“Just the Facts, Ma’am”
There is a lot of speculation involving my new project, the Drish House. It is an old and complicated house, and has certainly had an unusual history. Over the years rumors have spread concerning possible paranormal activities. Many of these are quite entertaining, but I thought it best that we begin with “just the facts.” In this post, I wanted to share the “facts” concerning the builder and original owner, John Drish, and his family.
Dr. John Drish was born in Virginia in 1795, where he trained as a physician and married a wealthy widow, Catherine Washington. He had one daughter born to this marriage, also named Catherine. Unfortunately, the first Mrs. Drish died while her daughter was still quite young .
Following his wife’s death, Dr. Drish left his daughter with relatives in 1822 and came to seek increased fortune in Tuscaloosa, Alabama. He married another wealthy widow, Sarah Owen, in 1825. There are many first-hand accounts of his good looks and charm – he certainly used them to his advantage in marriage!
Dr. Drish used his second wife’s money to buy 160 acres on the southern border of Tuscaloosa and dubbed the new plantation “Monroe Place.” He began construction on his house in 1837. Originally, the house would have quite plain, in the Federal style, but it was one of the largest houses in the county. Catherine Drish came from Virginia to live with her father and step-mother and the family moved in the new house.
An avid builder, Dr. Drish was not content to just live in his new house. In the 1840s, as Greek Revival style swept the South in the wake of Greek independence, Drish added massive porticos of columns to the house. He chose the more formal Ionic style for the front and the Doric style for the rear. Later, in the 1850’s as Italianate architecture came into vogue, Drish added a large, three-level Italianate tower to the house, along with many new trim details. The house fit his stature as one of the wealthiest men in the state.
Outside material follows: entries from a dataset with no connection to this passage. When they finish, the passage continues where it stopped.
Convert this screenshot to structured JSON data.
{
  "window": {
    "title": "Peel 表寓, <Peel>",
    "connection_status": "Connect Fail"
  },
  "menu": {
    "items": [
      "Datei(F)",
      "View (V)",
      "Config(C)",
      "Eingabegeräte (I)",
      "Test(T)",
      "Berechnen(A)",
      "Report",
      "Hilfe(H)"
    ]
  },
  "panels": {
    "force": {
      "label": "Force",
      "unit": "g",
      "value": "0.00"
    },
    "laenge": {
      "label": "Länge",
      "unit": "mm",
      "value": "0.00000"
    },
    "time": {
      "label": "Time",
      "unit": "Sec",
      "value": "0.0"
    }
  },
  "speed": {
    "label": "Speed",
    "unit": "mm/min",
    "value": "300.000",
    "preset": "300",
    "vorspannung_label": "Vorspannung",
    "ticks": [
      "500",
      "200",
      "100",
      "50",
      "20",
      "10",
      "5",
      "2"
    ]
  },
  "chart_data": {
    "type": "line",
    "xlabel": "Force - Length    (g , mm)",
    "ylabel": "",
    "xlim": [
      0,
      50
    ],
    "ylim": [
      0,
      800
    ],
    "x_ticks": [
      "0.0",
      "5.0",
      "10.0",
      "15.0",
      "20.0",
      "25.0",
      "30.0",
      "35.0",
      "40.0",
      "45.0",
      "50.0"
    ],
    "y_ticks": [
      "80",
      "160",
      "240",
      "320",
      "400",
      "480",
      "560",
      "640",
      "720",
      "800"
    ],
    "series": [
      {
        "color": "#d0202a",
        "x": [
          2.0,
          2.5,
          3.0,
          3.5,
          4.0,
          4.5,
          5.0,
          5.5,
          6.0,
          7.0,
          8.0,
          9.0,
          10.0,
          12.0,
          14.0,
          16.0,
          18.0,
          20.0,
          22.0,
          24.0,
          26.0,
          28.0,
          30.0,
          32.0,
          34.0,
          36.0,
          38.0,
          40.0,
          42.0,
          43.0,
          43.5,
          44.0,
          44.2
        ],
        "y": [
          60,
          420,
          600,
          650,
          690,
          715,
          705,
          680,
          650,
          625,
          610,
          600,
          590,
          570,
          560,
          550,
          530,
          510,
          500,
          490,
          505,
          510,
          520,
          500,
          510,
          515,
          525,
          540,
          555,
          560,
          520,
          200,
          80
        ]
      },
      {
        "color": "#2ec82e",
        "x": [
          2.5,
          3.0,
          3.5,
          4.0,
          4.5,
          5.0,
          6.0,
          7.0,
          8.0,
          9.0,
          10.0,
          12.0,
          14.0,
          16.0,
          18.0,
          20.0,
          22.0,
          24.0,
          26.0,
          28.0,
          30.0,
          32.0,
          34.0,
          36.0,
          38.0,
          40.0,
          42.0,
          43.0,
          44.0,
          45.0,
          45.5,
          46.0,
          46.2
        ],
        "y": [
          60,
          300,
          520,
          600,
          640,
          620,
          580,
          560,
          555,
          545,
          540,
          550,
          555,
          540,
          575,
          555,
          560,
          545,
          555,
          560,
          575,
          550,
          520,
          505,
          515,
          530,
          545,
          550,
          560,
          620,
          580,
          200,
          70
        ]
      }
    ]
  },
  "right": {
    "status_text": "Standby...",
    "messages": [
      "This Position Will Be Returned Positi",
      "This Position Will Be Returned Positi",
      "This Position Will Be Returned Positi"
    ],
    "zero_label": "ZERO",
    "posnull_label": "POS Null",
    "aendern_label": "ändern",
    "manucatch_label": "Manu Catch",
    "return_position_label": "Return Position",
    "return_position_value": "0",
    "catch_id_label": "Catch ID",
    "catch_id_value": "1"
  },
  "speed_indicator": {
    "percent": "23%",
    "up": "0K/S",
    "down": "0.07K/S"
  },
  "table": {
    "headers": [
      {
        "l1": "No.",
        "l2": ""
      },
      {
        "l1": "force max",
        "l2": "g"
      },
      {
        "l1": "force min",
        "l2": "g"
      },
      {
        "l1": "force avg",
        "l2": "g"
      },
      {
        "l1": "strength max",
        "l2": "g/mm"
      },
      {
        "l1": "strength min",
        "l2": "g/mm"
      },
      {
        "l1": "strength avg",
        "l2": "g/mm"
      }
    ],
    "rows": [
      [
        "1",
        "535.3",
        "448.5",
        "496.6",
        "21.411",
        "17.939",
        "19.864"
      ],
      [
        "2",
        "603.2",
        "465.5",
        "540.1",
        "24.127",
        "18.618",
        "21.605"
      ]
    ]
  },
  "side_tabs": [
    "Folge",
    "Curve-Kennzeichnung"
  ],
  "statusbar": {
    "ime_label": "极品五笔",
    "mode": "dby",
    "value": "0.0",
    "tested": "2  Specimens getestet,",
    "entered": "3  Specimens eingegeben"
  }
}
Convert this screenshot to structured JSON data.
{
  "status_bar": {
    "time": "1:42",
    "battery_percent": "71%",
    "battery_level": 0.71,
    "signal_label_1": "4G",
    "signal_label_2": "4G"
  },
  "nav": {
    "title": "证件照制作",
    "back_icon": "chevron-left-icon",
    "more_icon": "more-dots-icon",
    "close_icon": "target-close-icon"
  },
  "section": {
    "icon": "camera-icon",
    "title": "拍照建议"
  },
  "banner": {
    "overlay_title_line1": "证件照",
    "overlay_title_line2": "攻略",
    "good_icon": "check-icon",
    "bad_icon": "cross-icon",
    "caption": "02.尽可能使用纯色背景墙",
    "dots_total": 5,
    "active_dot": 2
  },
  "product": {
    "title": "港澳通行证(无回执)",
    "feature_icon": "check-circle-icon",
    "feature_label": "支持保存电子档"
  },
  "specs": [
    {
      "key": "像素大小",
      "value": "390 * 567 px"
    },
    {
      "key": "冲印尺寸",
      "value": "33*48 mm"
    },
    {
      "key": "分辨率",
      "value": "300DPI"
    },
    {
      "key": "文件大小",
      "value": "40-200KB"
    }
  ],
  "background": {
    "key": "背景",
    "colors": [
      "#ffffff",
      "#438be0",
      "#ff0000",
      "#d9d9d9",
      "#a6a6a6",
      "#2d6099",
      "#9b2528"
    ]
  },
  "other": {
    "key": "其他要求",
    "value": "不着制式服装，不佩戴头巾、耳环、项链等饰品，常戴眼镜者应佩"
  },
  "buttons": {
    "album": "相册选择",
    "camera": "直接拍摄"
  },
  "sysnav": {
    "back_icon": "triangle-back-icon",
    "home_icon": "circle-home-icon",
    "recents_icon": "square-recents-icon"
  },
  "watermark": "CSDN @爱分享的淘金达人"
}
The Civil War devastated the fortunes of the South’s planter elite, and John Drish was no exception. The house survived the war, likely because the invading Yankees had received news that Confederate forces under General Nathan Bedford Forrest were nearby. However, there was no money left for upkeep of the grand house and it fell into disrepair. Dr Drish died in 1867 and Sarah followed in 1884. They are buried in Tuscaloosa’s Greenwood Cemetery.
There are many more “facts” to come before we delve into other realms. Be patient and let the story unfold.